Communication between the two types of monitoring is important. Intensive information provides a deeper understanding of the meaning of extensive-monitoring indicators. For example, it is much easier to measure decreases in surface-water pH and alkalinity caused by acid rain than to monitor resulting changes in fish or other biological variables. These criteria can, however, be measured at intensive-monitoring sites, and their relationships to pH and alkalinity used to predict effects on fish and other fauna at extensive sites where only pH and alkalinity are monitored.
The ultimate goal of environmental monitoring is to measure, anticipate, and prevent the deterioration of ecological integrity. Healthy ecosystems are necessary for healthy societies and sustainable economic systems. Environmental monitoring programs can accomplish these goals, but they are expensive and require a substantial commitment by government. Much has yet to be accomplished.
[Bill Freedman and Cynthia Staicer ]
Freedman, B., C. Staicer, and N. Shackell. A Framework for a National Ecological-Monitoring Program for Canada. Ottawa: Environment Canada, 1992.
Franklin, J. F., C. S. Bledsoe, and J. T. Callahan. "Contributions of the Long-term Ecological Research Program." Bioscience 40 (1990): 509–524.
Odum, E. P. "Trends Expected in Stressed Ecosystems." Bioscience 35 (1985): 419–422.
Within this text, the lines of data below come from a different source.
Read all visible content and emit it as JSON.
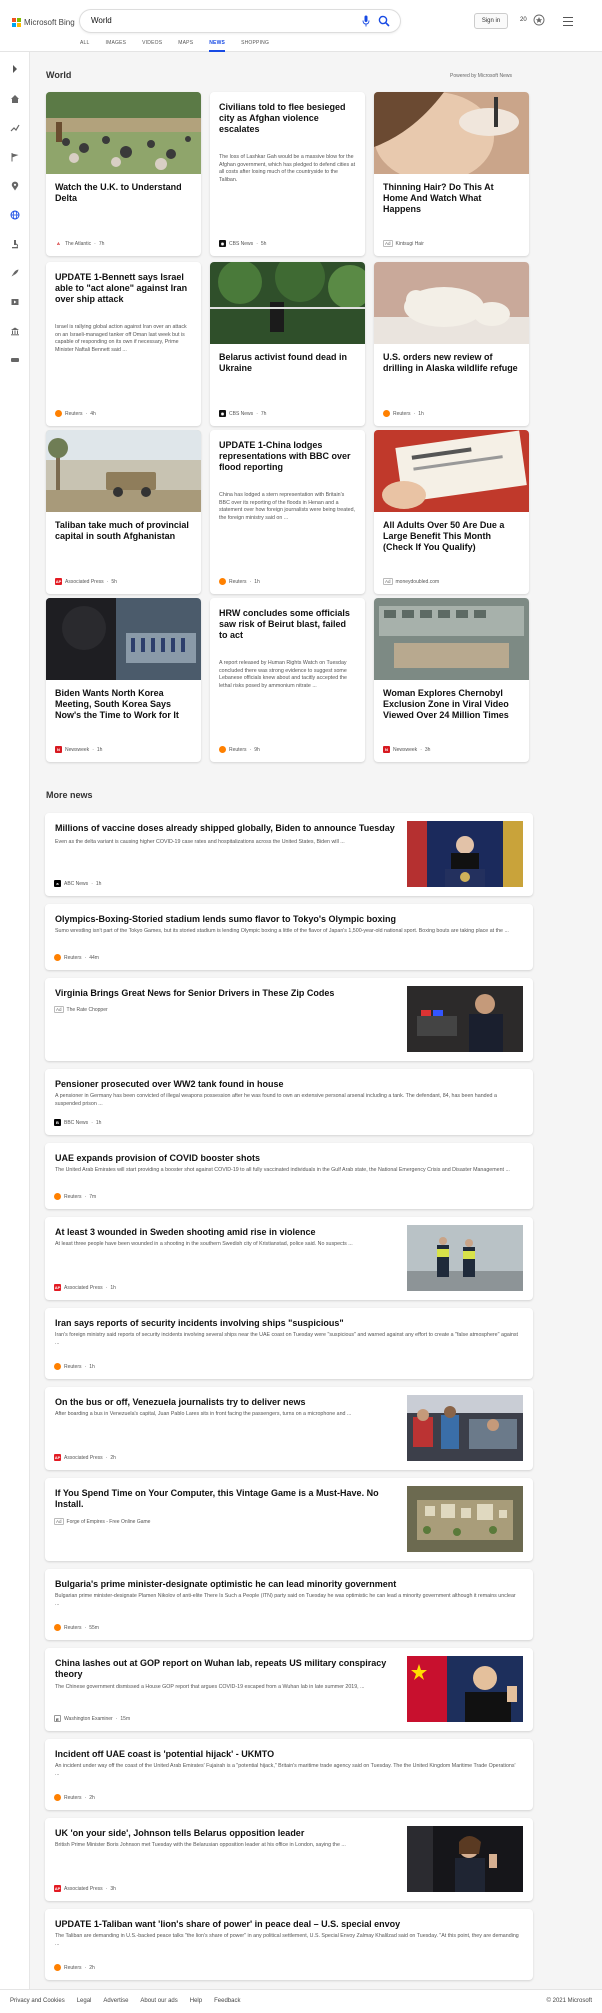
{
  "header": {
    "logo_text": "Microsoft Bing",
    "search_query": "World",
    "signin_label": "Sign in",
    "points": "20",
    "logo_colors": [
      "#f25022",
      "#7fba00",
      "#00a4ef",
      "#ffb900"
    ],
    "accent_color": "#174ae4"
  },
  "tabs": [
    {
      "label": "ALL"
    },
    {
      "label": "IMAGES"
    },
    {
      "label": "VIDEOS"
    },
    {
      "label": "MAPS"
    },
    {
      "label": "NEWS",
      "active": true
    },
    {
      "label": "SHOPPING"
    }
  ],
  "rail_icons": [
    "collapse-icon",
    "home-icon",
    "trending-icon",
    "flag-icon",
    "location-icon",
    "globe-icon",
    "microscope-icon",
    "rocket-icon",
    "movie-icon",
    "bank-icon",
    "sports-icon"
  ],
  "world": {
    "title": "World",
    "powered_by": "Powered by Microsoft News",
    "cards": [
      {
        "title": "Watch the U.K. to Understand Delta",
        "source": "The Atlantic",
        "time": "7h",
        "source_icon": "atlantic-icon",
        "has_image": true
      },
      {
        "title": "Civilians told to flee besieged city as Afghan violence escalates",
        "snippet": "The loss of Lashkar Gah would be a massive blow for the Afghan government, which has pledged to defend cities at all costs after losing much of the countryside to the Taliban.",
        "source": "CBS News",
        "time": "5h",
        "source_icon": "cbs-icon",
        "has_image": false
      },
      {
        "title": "Thinning Hair? Do This At Home And Watch What Happens",
        "source": "Kintsugi Hair",
        "ad": "Ad",
        "has_image": true
      },
      {
        "title": "UPDATE 1-Bennett says Israel able to \"act alone\" against Iran over ship attack",
        "snippet": "Israel is rallying global action against Iran over an attack on an Israeli-managed tanker off Oman last week but is capable of responding on its own if necessary, Prime Minister Naftali Bennett said ...",
        "source": "Reuters",
        "time": "4h",
        "source_icon": "reuters-icon",
        "has_image": false
      },
      {
        "title": "Belarus activist found dead in Ukraine",
        "source": "CBS News",
        "time": "7h",
        "source_icon": "cbs-icon",
        "has_image": true
      },
      {
        "title": "U.S. orders new review of drilling in Alaska wildlife refuge",
        "source": "Reuters",
        "time": "1h",
        "source_icon": "reuters-icon",
        "has_image": true
      },
      {
        "title": "Taliban take much of provincial capital in south Afghanistan",
        "source": "Associated Press",
        "time": "5h",
        "source_icon": "ap-icon",
        "has_image": true
      },
      {
        "title": "UPDATE 1-China lodges representations with BBC over flood reporting",
        "snippet": "China has lodged a stern representation with Britain's BBC over its reporting of the floods in Henan and a statement over how foreign journalists were being treated, the foreign ministry said on ...",
        "source": "Reuters",
        "time": "1h",
        "source_icon": "reuters-icon",
        "has_image": false
      },
      {
        "title": "All Adults Over 50 Are Due a Large Benefit This Month (Check If You Qualify)",
        "source": "moneydoubled.com",
        "ad": "Ad",
        "has_image": true
      },
      {
        "title": "Biden Wants North Korea Meeting, South Korea Says Now's the Time to Work for It",
        "source": "Newsweek",
        "time": "1h",
        "source_icon": "newsweek-icon",
        "has_image": true
      },
      {
        "title": "HRW concludes some officials saw risk of Beirut blast, failed to act",
        "snippet": "A report released by Human Rights Watch on Tuesday concluded there was strong evidence to suggest some Lebanese officials knew about and tacitly accepted the lethal risks posed by ammonium nitrate ...",
        "source": "Reuters",
        "time": "9h",
        "source_icon": "reuters-icon",
        "has_image": false
      },
      {
        "title": "Woman Explores Chernobyl Exclusion Zone in Viral Video Viewed Over 24 Million Times",
        "source": "Newsweek",
        "time": "3h",
        "source_icon": "newsweek-icon",
        "has_image": true
      }
    ]
  },
  "more_news": {
    "title": "More news",
    "items": [
      {
        "title": "Millions of vaccine doses already shipped globally, Biden to announce Tuesday",
        "snippet": "Even as the delta variant is causing higher COVID-19 case rates and hospitalizations across the United States, Biden will ...",
        "source": "ABC News",
        "time": "1h",
        "source_icon": "abc-icon",
        "has_image": true
      },
      {
        "title": "Olympics-Boxing-Storied stadium lends sumo flavor to Tokyo's Olympic boxing",
        "snippet": "Sumo wrestling isn't part of the Tokyo Games, but its storied stadium is lending Olympic boxing a little of the flavor of Japan's 1,500-year-old national sport. Boxing bouts are taking place at the ...",
        "source": "Reuters",
        "time": "44m",
        "source_icon": "reuters-icon",
        "has_image": false
      },
      {
        "title": "Virginia Brings Great News for Senior Drivers in These Zip Codes",
        "source": "The Rate Chopper",
        "ad": "Ad",
        "has_image": true
      },
      {
        "title": "Pensioner prosecuted over WW2 tank found in house",
        "snippet": "A pensioner in Germany has been convicted of illegal weapons possession after he was found to own an extensive personal arsenal including a tank. The defendant, 84, has been handed a suspended prison ...",
        "source": "BBC News",
        "time": "1h",
        "source_icon": "bbc-icon",
        "has_image": false
      },
      {
        "title": "UAE expands provision of COVID booster shots",
        "snippet": "The United Arab Emirates will start providing a booster shot against COVID-19 to all fully vaccinated individuals in the Gulf Arab state, the National Emergency Crisis and Disaster Management ...",
        "source": "Reuters",
        "time": "7m",
        "source_icon": "reuters-icon",
        "has_image": false
      },
      {
        "title": "At least 3 wounded in Sweden shooting amid rise in violence",
        "snippet": "At least three people have been wounded in a shooting in the southern Swedish city of Kristianstad, police said. No suspects ...",
        "source": "Associated Press",
        "time": "1h",
        "source_icon": "ap-icon",
        "has_image": true
      },
      {
        "title": "Iran says reports of security incidents involving ships \"suspicious\"",
        "snippet": "Iran's foreign ministry said reports of security incidents involving several ships near the UAE coast on Tuesday were \"suspicious\" and warned against any effort to create a \"false atmosphere\" against ...",
        "source": "Reuters",
        "time": "1h",
        "source_icon": "reuters-icon",
        "has_image": false
      },
      {
        "title": "On the bus or off, Venezuela journalists try to deliver news",
        "snippet": "After boarding a bus in Venezuela's capital, Juan Pablo Lares sits in front facing the passengers, turns on a microphone and ...",
        "source": "Associated Press",
        "time": "2h",
        "source_icon": "ap-icon",
        "has_image": true
      },
      {
        "title": "If You Spend Time on Your Computer, this Vintage Game is a Must-Have. No Install.",
        "source": "Forge of Empires - Free Online Game",
        "ad": "Ad",
        "has_image": true
      },
      {
        "title": "Bulgaria's prime minister-designate optimistic he can lead minority government",
        "snippet": "Bulgarian prime minister-designate Plamen Nikolov of anti-elite There Is Such a People (ITN) party said on Tuesday he was optimistic he can lead a minority government although it remains unclear ...",
        "source": "Reuters",
        "time": "55m",
        "source_icon": "reuters-icon",
        "has_image": false
      },
      {
        "title": "China lashes out at GOP report on Wuhan lab, repeats US military conspiracy theory",
        "snippet": "The Chinese government dismissed a House GOP report that argues COVID-19 escaped from a Wuhan lab in late summer 2019, ...",
        "source": "Washington Examiner",
        "time": "15m",
        "source_icon": "examiner-icon",
        "has_image": true
      },
      {
        "title": "Incident off UAE coast is 'potential hijack' - UKMTO",
        "snippet": "An incident under way off the coast of the United Arab Emirates' Fujairah is a \"potential hijack,\" Britain's maritime trade agency said on Tuesday. The the United Kingdom Maritime Trade Operations' ...",
        "source": "Reuters",
        "time": "2h",
        "source_icon": "reuters-icon",
        "has_image": false
      },
      {
        "title": "UK 'on your side', Johnson tells Belarus opposition leader",
        "snippet": "British Prime Minister Boris Johnson met Tuesday with the Belarusian opposition leader at his office in London, saying the ...",
        "source": "Associated Press",
        "time": "3h",
        "source_icon": "ap-icon",
        "has_image": true
      },
      {
        "title": "UPDATE 1-Taliban want 'lion's share of power' in peace deal – U.S. special envoy",
        "snippet": "The Taliban are demanding in U.S.-backed peace talks \"the lion's share of power\" in any political settlement, U.S. Special Envoy Zalmay Khalilzad said on Tuesday. \"At this point, they are demanding ...",
        "source": "Reuters",
        "time": "2h",
        "source_icon": "reuters-icon",
        "has_image": false
      }
    ]
  },
  "footer": {
    "links": [
      "Privacy and Cookies",
      "Legal",
      "Advertise",
      "About our ads",
      "Help",
      "Feedback"
    ],
    "copyright": "© 2021 Microsoft"
  }
}
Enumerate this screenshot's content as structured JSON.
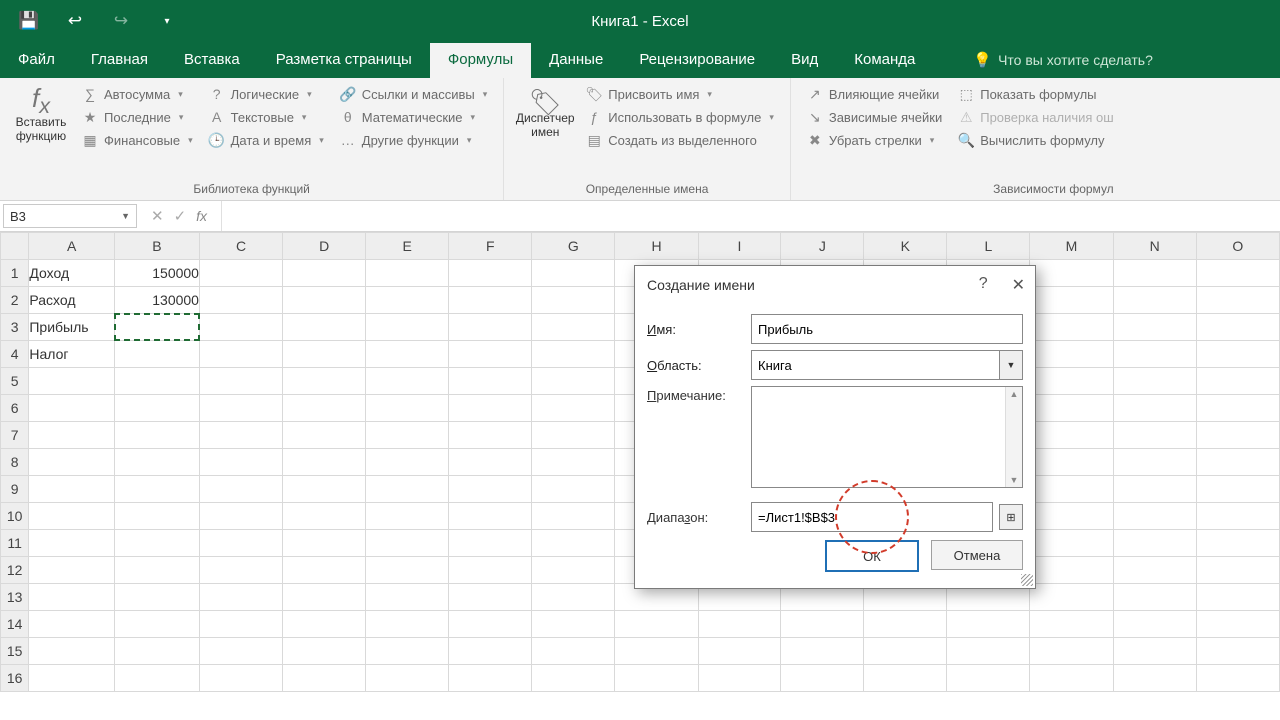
{
  "app": {
    "title": "Книга1 - Excel"
  },
  "qat": {
    "save": "save",
    "undo": "undo",
    "redo": "redo",
    "custom": "customize"
  },
  "tabs": {
    "file": "Файл",
    "home": "Главная",
    "insert": "Вставка",
    "page": "Разметка страницы",
    "formulas": "Формулы",
    "data": "Данные",
    "review": "Рецензирование",
    "view": "Вид",
    "team": "Команда",
    "tellme": "Что вы хотите сделать?"
  },
  "ribbon": {
    "insert_fn": "Вставить функцию",
    "autosum": "Автосумма",
    "recent": "Последние",
    "financial": "Финансовые",
    "logical": "Логические",
    "text": "Текстовые",
    "datetime": "Дата и время",
    "lookup": "Ссылки и массивы",
    "math": "Математические",
    "more": "Другие функции",
    "lib_label": "Библиотека функций",
    "name_mgr": "Диспетчер имен",
    "define": "Присвоить имя",
    "use": "Использовать в формуле",
    "create": "Создать из выделенного",
    "names_label": "Определенные имена",
    "trace_prec": "Влияющие ячейки",
    "trace_dep": "Зависимые ячейки",
    "remove": "Убрать стрелки",
    "show_f": "Показать формулы",
    "err": "Проверка наличия ош",
    "eval": "Вычислить формулу",
    "audit_label": "Зависимости формул"
  },
  "fbar": {
    "name": "B3",
    "fx": "fx"
  },
  "cols": [
    "A",
    "B",
    "C",
    "D",
    "E",
    "F",
    "G",
    "H",
    "I",
    "J",
    "K",
    "L",
    "M",
    "N",
    "O"
  ],
  "rows": {
    "1": {
      "A": "Доход",
      "B": "150000"
    },
    "2": {
      "A": "Расход",
      "B": "130000"
    },
    "3": {
      "A": "Прибыль",
      "B": ""
    },
    "4": {
      "A": "Налог",
      "B": ""
    }
  },
  "dialog": {
    "title": "Создание имени",
    "name_lbl": "Имя:",
    "name_val": "Прибыль",
    "scope_lbl": "Область:",
    "scope_val": "Книга",
    "note_lbl": "Примечание:",
    "range_lbl": "Диапазон:",
    "range_val": "=Лист1!$B$3",
    "ok": "ОК",
    "cancel": "Отмена",
    "help": "?",
    "close": "✕"
  }
}
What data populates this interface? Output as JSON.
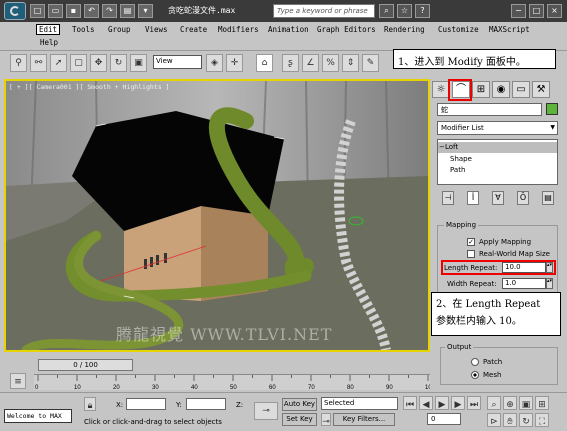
{
  "title_bar": {
    "window_title": "贪吃蛇漫文件.max",
    "search_placeholder": "Type a keyword or phrase"
  },
  "menu": {
    "items": [
      "Edit",
      "Tools",
      "Group",
      "Views",
      "Create",
      "Modifiers",
      "Animation",
      "Graph Editors",
      "Rendering",
      "Customize",
      "MAXScript",
      "Help"
    ]
  },
  "toolbar": {
    "view_dropdown": "View"
  },
  "callout1": {
    "text": "1、进入到 Modify 面板中。"
  },
  "callout2": {
    "line1": "2、在 Length Repeat",
    "line2": "参数栏内输入 10。"
  },
  "viewport": {
    "label": "[ + ][ Camera001 ][ Smooth + Highlights ]",
    "watermark": "腾龍視覺 WWW.TLVI.NET"
  },
  "command_panel": {
    "object_name": "蛇",
    "object_color": "#5db43b",
    "modifier_list": "Modifier List",
    "stack": [
      "Loft",
      "Shape",
      "Path"
    ],
    "mapping": {
      "group_label": "Mapping",
      "apply_mapping_label": "Apply Mapping",
      "apply_mapping_checked": true,
      "real_world_label": "Real-World Map Size",
      "real_world_checked": false,
      "length_repeat_label": "Length Repeat:",
      "length_repeat_value": "10.0",
      "width_repeat_label": "Width Repeat:",
      "width_repeat_value": "1.0"
    },
    "output": {
      "group_label": "Output",
      "patch_label": "Patch",
      "mesh_label": "Mesh",
      "selected": "Mesh"
    }
  },
  "timeline": {
    "slider_label": "0 / 100",
    "ticks": [
      "0",
      "10",
      "20",
      "30",
      "40",
      "50",
      "60",
      "70",
      "80",
      "90",
      "100"
    ]
  },
  "status": {
    "welcome": "Welcome to MAX",
    "prompt": "Click or click-and-drag to select objects",
    "x_label": "X:",
    "y_label": "Y:",
    "z_label": "Z:",
    "auto_key": "Auto Key",
    "set_key": "Set Key",
    "selected": "Selected",
    "key_filters": "Key Filters...",
    "frame": "0"
  },
  "colors": {
    "accent_highlight": "#e00000",
    "viewport_border": "#e6d300"
  }
}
Schindler, D. W. "Experimental Perturbations of Whole Lakes as Tests of Hypotheses Concerning Ecosystem Structure and Function." Oikos 57 (1990): 25–41.
"Environmental Monitoring." Environmental Encyclopedia. . Encyclopedia.com. (April 24, 2017). http://www.encyclopedia.com/environment/encyclopedias-almanacs-transcripts-and-maps/environmental-monitoring
"Environmental Monitoring." Environmental Encyclopedia. . Retrieved April 24, 2017 from Encyclopedia.com: http://www.encyclopedia.com/environment/encyclopedias-almanacs-transcripts-and-maps/environmental-monitoring